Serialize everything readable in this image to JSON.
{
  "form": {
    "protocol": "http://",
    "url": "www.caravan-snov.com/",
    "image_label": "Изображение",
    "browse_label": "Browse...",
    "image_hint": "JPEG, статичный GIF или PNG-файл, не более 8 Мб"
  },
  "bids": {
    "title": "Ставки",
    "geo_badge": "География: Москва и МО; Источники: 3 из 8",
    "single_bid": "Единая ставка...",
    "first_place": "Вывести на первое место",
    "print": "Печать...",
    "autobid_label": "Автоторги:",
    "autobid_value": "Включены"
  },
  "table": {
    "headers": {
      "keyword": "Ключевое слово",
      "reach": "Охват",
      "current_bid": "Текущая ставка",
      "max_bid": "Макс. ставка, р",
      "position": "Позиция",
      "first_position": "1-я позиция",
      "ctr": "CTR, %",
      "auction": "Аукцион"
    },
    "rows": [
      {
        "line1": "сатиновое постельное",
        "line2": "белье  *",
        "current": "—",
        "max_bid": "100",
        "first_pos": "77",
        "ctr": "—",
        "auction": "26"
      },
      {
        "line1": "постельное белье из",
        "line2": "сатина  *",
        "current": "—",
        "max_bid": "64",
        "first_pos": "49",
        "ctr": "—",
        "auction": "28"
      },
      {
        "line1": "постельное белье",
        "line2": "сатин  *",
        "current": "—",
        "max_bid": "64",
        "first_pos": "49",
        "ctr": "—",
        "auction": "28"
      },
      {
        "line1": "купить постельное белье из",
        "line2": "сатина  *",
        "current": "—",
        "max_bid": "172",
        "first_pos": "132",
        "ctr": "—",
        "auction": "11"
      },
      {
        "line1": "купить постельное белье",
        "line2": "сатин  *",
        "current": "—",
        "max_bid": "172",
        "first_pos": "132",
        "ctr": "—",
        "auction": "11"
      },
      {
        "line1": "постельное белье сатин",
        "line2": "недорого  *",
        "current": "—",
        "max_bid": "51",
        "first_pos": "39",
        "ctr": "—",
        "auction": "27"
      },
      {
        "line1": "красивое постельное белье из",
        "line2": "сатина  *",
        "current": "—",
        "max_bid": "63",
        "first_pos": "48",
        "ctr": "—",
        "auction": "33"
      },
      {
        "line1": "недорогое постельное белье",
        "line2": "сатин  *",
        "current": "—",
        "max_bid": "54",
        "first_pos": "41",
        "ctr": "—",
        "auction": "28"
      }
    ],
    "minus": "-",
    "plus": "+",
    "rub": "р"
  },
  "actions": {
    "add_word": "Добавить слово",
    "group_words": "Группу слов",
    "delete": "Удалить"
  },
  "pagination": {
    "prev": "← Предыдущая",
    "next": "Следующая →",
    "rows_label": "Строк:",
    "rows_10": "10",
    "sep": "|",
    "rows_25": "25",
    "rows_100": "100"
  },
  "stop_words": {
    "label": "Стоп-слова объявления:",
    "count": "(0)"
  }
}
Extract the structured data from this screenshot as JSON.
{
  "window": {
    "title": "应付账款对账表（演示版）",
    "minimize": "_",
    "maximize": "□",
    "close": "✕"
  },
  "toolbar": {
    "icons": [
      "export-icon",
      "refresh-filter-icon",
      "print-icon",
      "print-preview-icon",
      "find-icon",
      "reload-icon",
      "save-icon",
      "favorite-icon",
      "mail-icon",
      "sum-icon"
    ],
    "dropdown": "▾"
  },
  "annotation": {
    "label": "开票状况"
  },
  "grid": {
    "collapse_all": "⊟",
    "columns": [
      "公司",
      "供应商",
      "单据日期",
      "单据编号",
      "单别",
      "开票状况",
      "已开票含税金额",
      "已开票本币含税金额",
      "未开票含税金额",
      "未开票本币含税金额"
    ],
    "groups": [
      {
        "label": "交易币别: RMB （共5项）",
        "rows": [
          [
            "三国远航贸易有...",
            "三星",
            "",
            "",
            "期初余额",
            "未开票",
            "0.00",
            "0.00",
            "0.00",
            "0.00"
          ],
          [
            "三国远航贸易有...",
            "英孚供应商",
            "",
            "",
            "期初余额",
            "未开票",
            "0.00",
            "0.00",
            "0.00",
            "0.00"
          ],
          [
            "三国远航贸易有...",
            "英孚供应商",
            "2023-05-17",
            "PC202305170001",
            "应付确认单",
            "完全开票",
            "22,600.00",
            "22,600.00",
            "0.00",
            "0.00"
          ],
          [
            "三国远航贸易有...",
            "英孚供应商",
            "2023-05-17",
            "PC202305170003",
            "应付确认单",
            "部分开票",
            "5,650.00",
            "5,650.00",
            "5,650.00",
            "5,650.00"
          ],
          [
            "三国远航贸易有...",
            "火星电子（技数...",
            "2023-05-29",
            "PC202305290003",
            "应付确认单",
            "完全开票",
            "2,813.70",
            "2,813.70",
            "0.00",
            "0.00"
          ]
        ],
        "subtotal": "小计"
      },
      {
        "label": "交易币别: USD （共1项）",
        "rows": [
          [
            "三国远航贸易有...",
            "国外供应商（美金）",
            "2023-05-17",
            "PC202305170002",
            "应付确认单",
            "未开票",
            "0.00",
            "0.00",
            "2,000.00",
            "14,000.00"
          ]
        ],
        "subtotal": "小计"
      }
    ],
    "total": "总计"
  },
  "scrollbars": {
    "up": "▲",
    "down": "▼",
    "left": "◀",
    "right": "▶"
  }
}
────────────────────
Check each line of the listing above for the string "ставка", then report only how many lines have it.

> Result for this task: 3